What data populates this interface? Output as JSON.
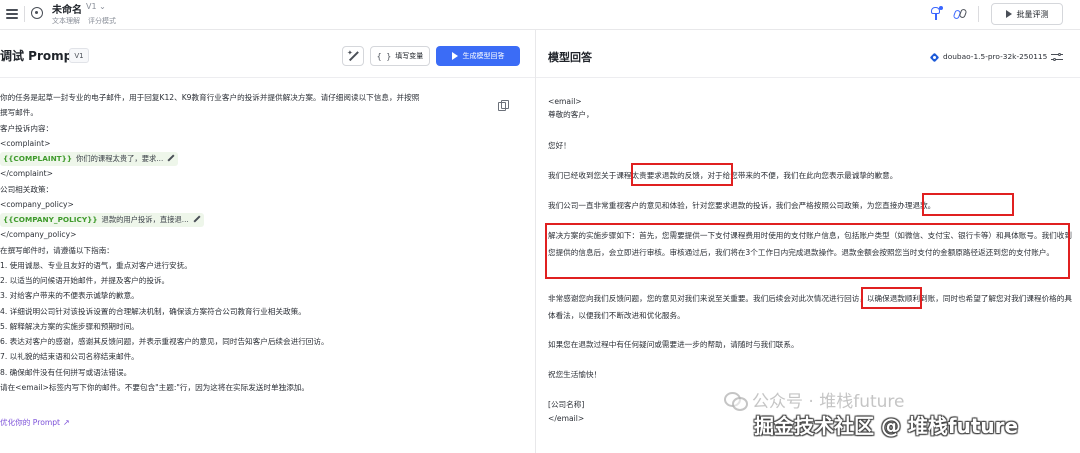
{
  "header": {
    "title": "未命名",
    "version": "V1",
    "tags": [
      "文本理解",
      "评分模式"
    ],
    "batch_eval_label": "批量评测"
  },
  "left": {
    "title": "调试 Prompt",
    "version_badge": "V1",
    "fill_vars_label": "填写变量",
    "generate_label": "生成模型回答",
    "prompt_lines": [
      "你的任务是起草一封专业的电子邮件，用于回复K12、K9教育行业客户的投诉并提供解决方案。请仔细阅读以下信息，并按照",
      "撰写邮件。",
      "客户投诉内容：",
      "<complaint>",
      null,
      "</complaint>",
      "公司相关政策：",
      "<company_policy>",
      null,
      "</company_policy>",
      "在撰写邮件时，请遵循以下指南：",
      "1. 使用诚恳、专业且友好的语气，重点对客户进行安抚。",
      "2. 以适当的问候语开始邮件，并提及客户的投诉。",
      "3. 对给客户带来的不便表示诚挚的歉意。",
      "4. 详细说明公司针对该投诉设置的合理解决机制，确保该方案符合公司教育行业相关政策。",
      "5. 解释解决方案的实施步骤和预期时间。",
      "6. 表达对客户的感谢，感谢其反馈问题，并表示重视客户的意见，同时告知客户后续会进行回访。",
      "7. 以礼貌的结束语和公司名称结束邮件。",
      "8. 确保邮件没有任何拼写或语法错误。",
      "请在<email>标签内写下你的邮件。不要包含\"主题:\"行，因为这将在实际发送时单独添加。"
    ],
    "complaint_var": {
      "name": "{{COMPLAINT}}",
      "value": "你们的课程太贵了，要求..."
    },
    "policy_var": {
      "name": "{{COMPANY_POLICY}}",
      "value": "退款的用户投诉，直接退..."
    },
    "optimize_label": "优化你的 Prompt"
  },
  "right": {
    "title": "模型回答",
    "model": "doubao-1.5-pro-32k-250115",
    "response": {
      "tag_open": "<email>",
      "greeting": "尊敬的客户，",
      "hello": "您好！",
      "p1": "我们已经收到您关于课程太贵要求退款的反馈，对于给您带来的不便，我们在此向您表示最诚挚的歉意。",
      "p2": "我们公司一直非常重视客户的意见和体验，针对您要求退款的投诉，我们会严格按照公司政策，为您直接办理退款。",
      "p3": "解决方案的实施步骤如下：首先，您需要提供一下支付课程费用时使用的支付账户信息，包括账户类型（如微信、支付宝、银行卡等）和具体账号。我们收到您提供的信息后，会立即进行审核。审核通过后，我们将在3个工作日内完成退款操作。退款金额会按照您当时支付的金额原路径返还到您的支付账户。",
      "p4": "非常感谢您向我们反馈问题，您的意见对我们来说至关重要。我们后续会对此次情况进行回访，以确保退款顺利到账，同时也希望了解您对我们课程价格的具体看法，以便我们不断改进和优化服务。",
      "p5": "如果您在退款过程中有任何疑问或需要进一步的帮助，请随时与我们联系。",
      "closing": "祝您生活愉快！",
      "company": "[公司名称]",
      "tag_close": "</email>"
    }
  },
  "watermark": {
    "line1": "公众号 · 堆栈future",
    "line2": "掘金技术社区 @ 堆栈future"
  }
}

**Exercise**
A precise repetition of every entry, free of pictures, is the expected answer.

**Finished exercise**
What data populates this interface? Output as JSON.
{
  "header": {
    "title": "未命名",
    "version": "V1",
    "tags": [
      "文本理解",
      "评分模式"
    ],
    "batch_eval_label": "批量评测"
  },
  "left": {
    "title": "调试 Prompt",
    "version_badge": "V1",
    "fill_vars_label": "填写变量",
    "generate_label": "生成模型回答",
    "prompt_lines": [
      "你的任务是起草一封专业的电子邮件，用于回复K12、K9教育行业客户的投诉并提供解决方案。请仔细阅读以下信息，并按照",
      "撰写邮件。",
      "客户投诉内容：",
      "<complaint>",
      null,
      "</complaint>",
      "公司相关政策：",
      "<company_policy>",
      null,
      "</company_policy>",
      "在撰写邮件时，请遵循以下指南：",
      "1. 使用诚恳、专业且友好的语气，重点对客户进行安抚。",
      "2. 以适当的问候语开始邮件，并提及客户的投诉。",
      "3. 对给客户带来的不便表示诚挚的歉意。",
      "4. 详细说明公司针对该投诉设置的合理解决机制，确保该方案符合公司教育行业相关政策。",
      "5. 解释解决方案的实施步骤和预期时间。",
      "6. 表达对客户的感谢，感谢其反馈问题，并表示重视客户的意见，同时告知客户后续会进行回访。",
      "7. 以礼貌的结束语和公司名称结束邮件。",
      "8. 确保邮件没有任何拼写或语法错误。",
      "请在<email>标签内写下你的邮件。不要包含\"主题:\"行，因为这将在实际发送时单独添加。"
    ],
    "complaint_var": {
      "name": "{{COMPLAINT}}",
      "value": "你们的课程太贵了，要求..."
    },
    "policy_var": {
      "name": "{{COMPANY_POLICY}}",
      "value": "退款的用户投诉，直接退..."
    },
    "optimize_label": "优化你的 Prompt"
  },
  "right": {
    "title": "模型回答",
    "model": "doubao-1.5-pro-32k-250115",
    "response": {
      "tag_open": "<email>",
      "greeting": "尊敬的客户，",
      "hello": "您好！",
      "p1": "我们已经收到您关于课程太贵要求退款的反馈，对于给您带来的不便，我们在此向您表示最诚挚的歉意。",
      "p2": "我们公司一直非常重视客户的意见和体验，针对您要求退款的投诉，我们会严格按照公司政策，为您直接办理退款。",
      "p3": "解决方案的实施步骤如下：首先，您需要提供一下支付课程费用时使用的支付账户信息，包括账户类型（如微信、支付宝、银行卡等）和具体账号。我们收到您提供的信息后，会立即进行审核。审核通过后，我们将在3个工作日内完成退款操作。退款金额会按照您当时支付的金额原路径返还到您的支付账户。",
      "p4": "非常感谢您向我们反馈问题，您的意见对我们来说至关重要。我们后续会对此次情况进行回访，以确保退款顺利到账，同时也希望了解您对我们课程价格的具体看法，以便我们不断改进和优化服务。",
      "p5": "如果您在退款过程中有任何疑问或需要进一步的帮助，请随时与我们联系。",
      "closing": "祝您生活愉快！",
      "company": "[公司名称]",
      "tag_close": "</email>"
    }
  },
  "watermark": {
    "line1": "公众号 · 堆栈future",
    "line2": "掘金技术社区 @ 堆栈future"
  }
}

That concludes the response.